Coast guard divers searched the hull of a submerged sailboat for passengers possibly trapped inside Friday after the vessel hit rocks and sank off the coast of southern Greece, leading to the deaths of at least 11 people.
The Greek coast guard said 90 people ‒ 52 men, 11 women and 27 children ‒ were rescued overnight and early Friday from a rocky islet some 235 kilometers (145 miles) south of Athens, near the remote island of Antikythera.
Smugglers based in Turkey increasingly have packed sailboats with migrants and refugees and sent them across the Mediterranean Sea toward Italy, avoiding the heavily patrolled Greek islands.
“We are extremely saddened at reports that at least seven people lost their lives in a shipwreck north of Antikythera,” the Greek office of the United Nations Refugee Agency, UNHCR, tweeted before the divers helped recover four more bodies. “People need safe alternatives to these perilous crossings.”
The coast guard released a video of the rescue operation. It showed people being put into life rafts and transferred to a patrol boat. The survivors were being brought to the port of Piraeus, near Athens.
In a separate incident Friday, Greek police arrested three people on smuggling charges and detained 92 migrants after a yacht ran aground in the southern Peloponnese region.
A search operation also continued for a third day in the central Aegean Sea, where a boat carrying migrants sank near the island of Folegandros. Thirteen people were rescued, and the survivors reported that at least 17 others were missing. Authorities said the passengers originally were from Iraq.
Greece is a popular entry point into the European Union for people fleeing conflict and poverty in Asia, the Middle East and Africa.
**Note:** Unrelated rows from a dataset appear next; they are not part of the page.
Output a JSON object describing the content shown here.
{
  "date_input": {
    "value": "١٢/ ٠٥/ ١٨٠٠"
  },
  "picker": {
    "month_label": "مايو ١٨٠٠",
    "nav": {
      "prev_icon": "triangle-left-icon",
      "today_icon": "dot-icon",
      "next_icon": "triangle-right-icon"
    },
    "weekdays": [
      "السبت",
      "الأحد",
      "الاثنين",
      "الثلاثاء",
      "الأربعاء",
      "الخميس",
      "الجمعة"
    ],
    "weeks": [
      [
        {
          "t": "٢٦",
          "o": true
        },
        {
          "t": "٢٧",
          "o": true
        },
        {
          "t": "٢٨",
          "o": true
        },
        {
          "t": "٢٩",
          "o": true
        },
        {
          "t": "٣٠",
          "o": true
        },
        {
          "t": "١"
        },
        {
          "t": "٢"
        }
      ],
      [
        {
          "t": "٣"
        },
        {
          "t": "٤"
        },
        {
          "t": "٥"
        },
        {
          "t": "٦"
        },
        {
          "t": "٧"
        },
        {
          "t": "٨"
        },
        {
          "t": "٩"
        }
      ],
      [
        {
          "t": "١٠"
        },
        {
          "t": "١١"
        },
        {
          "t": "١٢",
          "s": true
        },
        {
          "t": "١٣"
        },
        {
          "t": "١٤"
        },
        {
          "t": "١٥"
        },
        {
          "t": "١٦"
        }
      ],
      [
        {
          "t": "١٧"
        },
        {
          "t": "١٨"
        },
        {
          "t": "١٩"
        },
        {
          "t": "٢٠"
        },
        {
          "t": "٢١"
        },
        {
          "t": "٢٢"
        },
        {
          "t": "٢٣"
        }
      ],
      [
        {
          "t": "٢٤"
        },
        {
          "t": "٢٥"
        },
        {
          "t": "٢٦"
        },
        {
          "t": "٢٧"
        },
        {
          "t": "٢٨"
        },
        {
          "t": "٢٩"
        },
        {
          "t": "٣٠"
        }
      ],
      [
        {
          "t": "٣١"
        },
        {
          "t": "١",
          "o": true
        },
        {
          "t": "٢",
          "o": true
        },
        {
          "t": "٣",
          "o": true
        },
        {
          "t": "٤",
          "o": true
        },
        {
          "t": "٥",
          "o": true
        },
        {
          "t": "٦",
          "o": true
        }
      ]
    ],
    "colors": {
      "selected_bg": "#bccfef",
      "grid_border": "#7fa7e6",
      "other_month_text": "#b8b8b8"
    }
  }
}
But arrivals dropped sharply in the last two years after Greece extended a wall at the Turkish border and began intercepting inbound boats carrying migrants and refugees‒ a tactic criticized by human rights groups.
More than 116,000 asylum-seekers crossed the Mediterranean to reach EU countries this year as of Dec. 19, according to UNHCR. The agency said 55% traveled illegally to Italy, 35% to Spain, and 7% to Greece, with the remainder heading to Malta and Cyprus. [AP]